Honeycomb design dissipates the shock of impacts.

Swim Cap Startup Aims to Reduce Aquatic Head Injuries

Their protective cap is the first major safety evolution in swim cap design in more than a century.

Swimming isn’t the most dangerous sport by any means. But with only a thin layer of latex to protect the heads of swimmers and other aquatic athletes, water sports surprisingly rank among the top 10 sports for head injuries, according to the American Association of Neurological Surgeons. In fact, “water sports account for 30 percent more emergency room visits than hockey, lacrosse and rugby combined,” says Theresa Finn, CEO and co-founder of Plymouth-based Hammer Head.

Founded in 2013, Hammer Head launched its protective swim cap this year after nearly five years of research and development. It’s the first major safety evolution in swim cap design in more than a century, says COO, co-founder and swim instructor David Burns.

Made from silicone and manufactured in the U.S., the cap has a half-inch honeycomb-like cushioned layer on the inside that absorbs impact when swimmers hit their heads on a pool wall or collide with other swimmers. Most head injuries occur during backstrokes, flip turns and swim practices, says Finn. “The company has patents pending in five countries on both its Honeycomb Impact Technology (HIT) and the cap’s design, which eliminates wrinkles that slow swimmers down.

Presales kicked off in February, and when shipping began in early May, Hammer Head had sold about 1,000 caps. “Orders came in from around the world,” says Burns, “including Canada, Australia and China.” The cap sells for $35.

Hammer Head says it is in discussions with USA Swimming, the governing body for competitive amateur swimming. Three-time Olympian Tom Malchow of St. Paul is a spokesman for the company. “I hope this cap becomes a requirement in early-level swim programs,” says Malchow. “I’ve seen the number of times my kids have hit their heads, and it doesn’t take a hard hit to have a big impact.”

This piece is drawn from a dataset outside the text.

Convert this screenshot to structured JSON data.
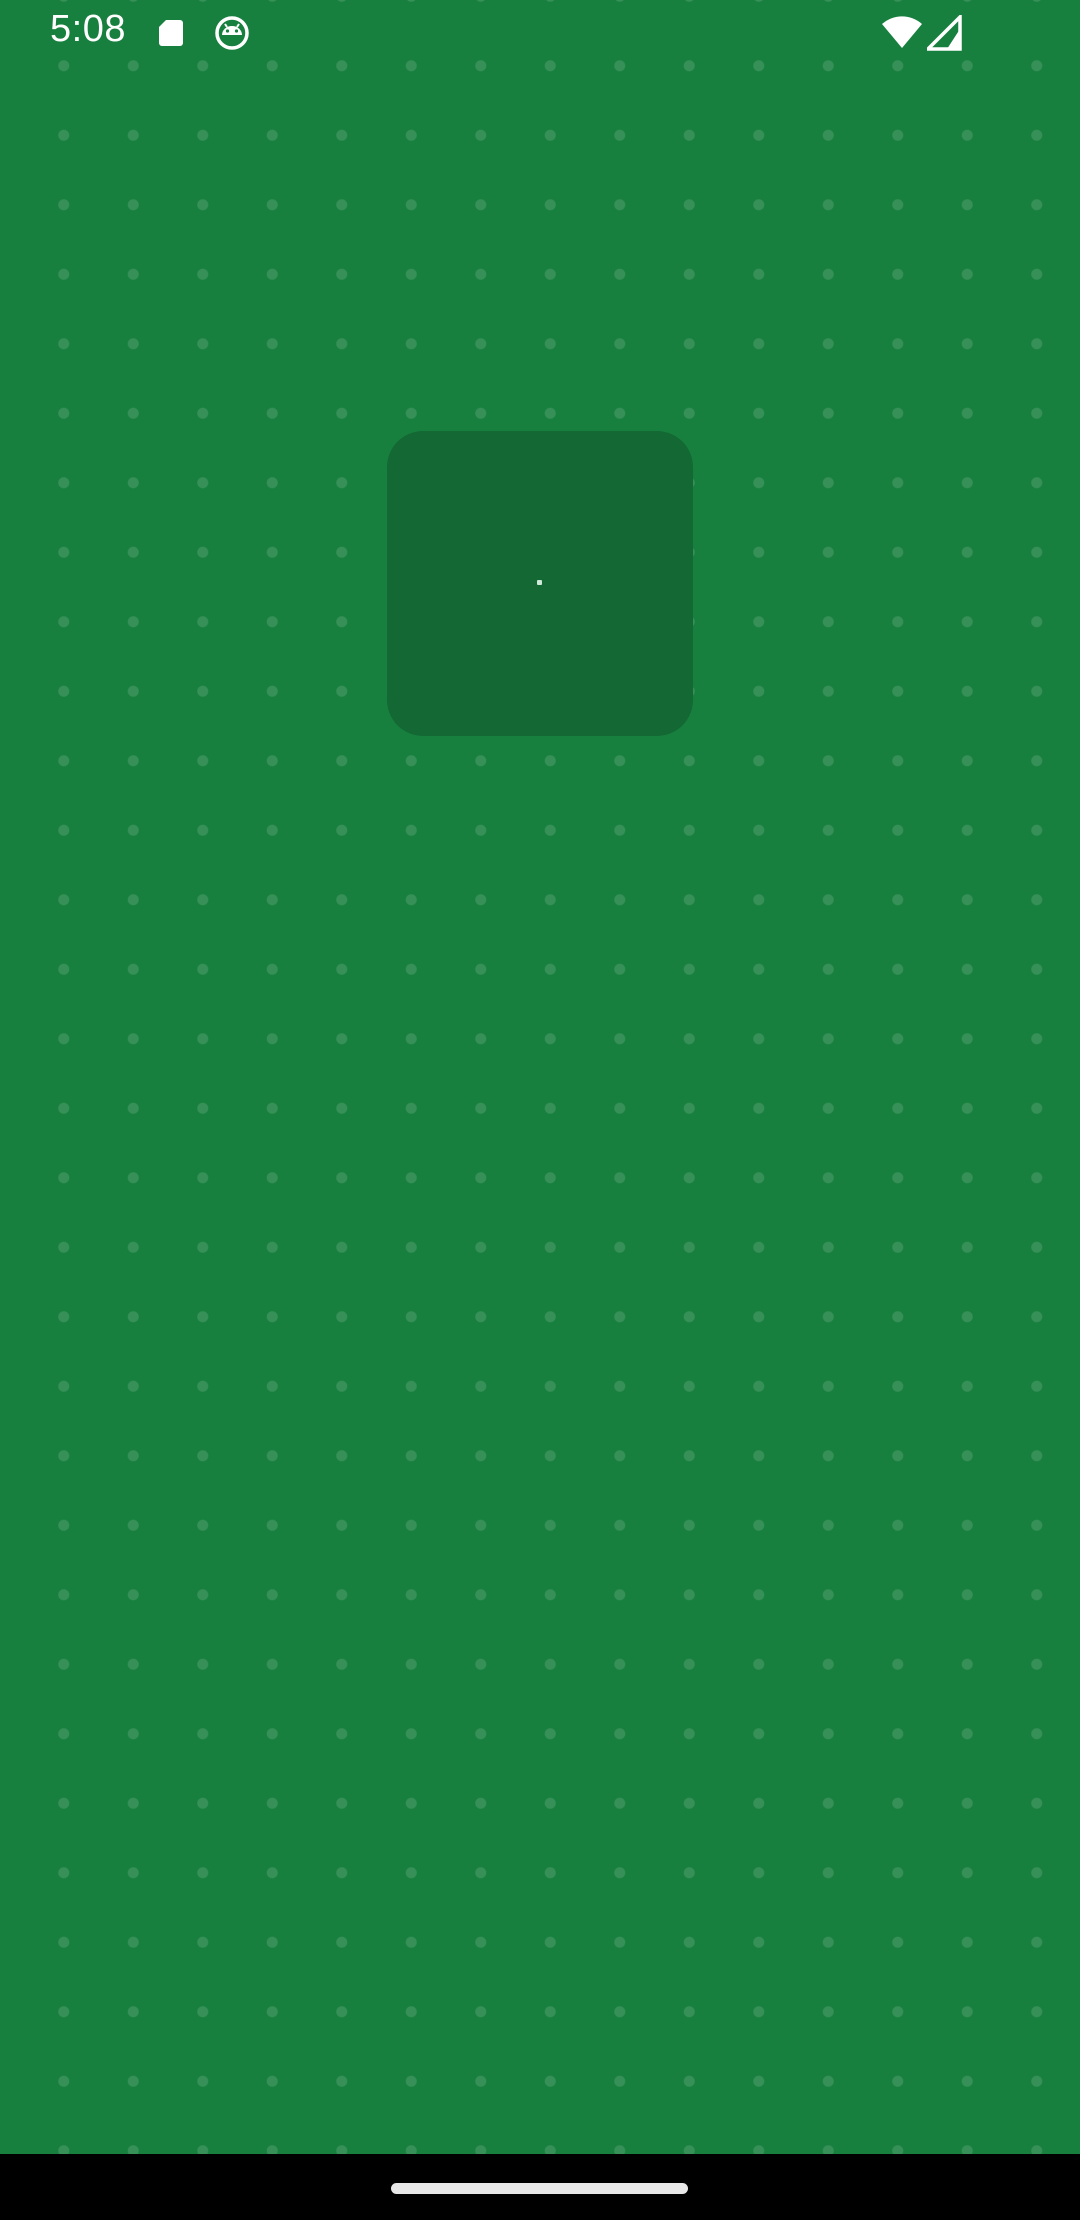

Although swimming and aquatic sports are Hammer Head’s current focus, Burns says the company is searching for ways to incorporate its HIT technology into protective gear for other sports as well.